* **WHAT IS REQUIRED**
Each record below should be written out again exactly.

* **SOURCE INFORMATION**

☆ ☆ ☆

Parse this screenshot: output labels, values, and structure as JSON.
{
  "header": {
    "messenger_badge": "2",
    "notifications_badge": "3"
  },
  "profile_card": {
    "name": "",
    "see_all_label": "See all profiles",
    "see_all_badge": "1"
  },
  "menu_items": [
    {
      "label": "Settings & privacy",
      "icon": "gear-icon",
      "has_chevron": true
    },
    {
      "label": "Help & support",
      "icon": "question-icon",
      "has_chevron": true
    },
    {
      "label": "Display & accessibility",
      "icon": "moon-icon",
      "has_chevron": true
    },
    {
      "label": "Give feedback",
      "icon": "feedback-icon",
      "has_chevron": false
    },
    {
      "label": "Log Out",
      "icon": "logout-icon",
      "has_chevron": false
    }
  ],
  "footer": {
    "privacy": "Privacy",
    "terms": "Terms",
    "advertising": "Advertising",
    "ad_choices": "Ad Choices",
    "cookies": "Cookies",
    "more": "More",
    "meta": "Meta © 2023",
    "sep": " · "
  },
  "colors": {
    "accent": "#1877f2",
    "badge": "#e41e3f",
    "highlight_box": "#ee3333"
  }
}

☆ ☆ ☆

* **RESPONSE BOX**
Parse this screenshot: output labels, values, and structure as JSON.
{
  "header": {
    "messenger_badge": "2",
    "notifications_badge": "3"
  },
  "profile_card": {
    "name": "",
    "see_all_label": "See all profiles",
    "see_all_badge": "1"
  },
  "menu_items": [
    {
      "label": "Settings & privacy",
      "icon": "gear-icon",
      "has_chevron": true
    },
    {
      "label": "Help & support",
      "icon": "question-icon",
      "has_chevron": true
    },
    {
      "label": "Display & accessibility",
      "icon": "moon-icon",
      "has_chevron": true
    },
    {
      "label": "Give feedback",
      "icon": "feedback-icon",
      "has_chevron": false
    },
    {
      "label": "Log Out",
      "icon": "logout-icon",
      "has_chevron": false
    }
  ],
  "footer": {
    "privacy": "Privacy",
    "terms": "Terms",
    "advertising": "Advertising",
    "ad_choices": "Ad Choices",
    "cookies": "Cookies",
    "more": "More",
    "meta": "Meta © 2023",
    "sep": " · "
  },
  "colors": {
    "accent": "#1877f2",
    "badge": "#e41e3f",
    "highlight_box": "#ee3333"
  }
}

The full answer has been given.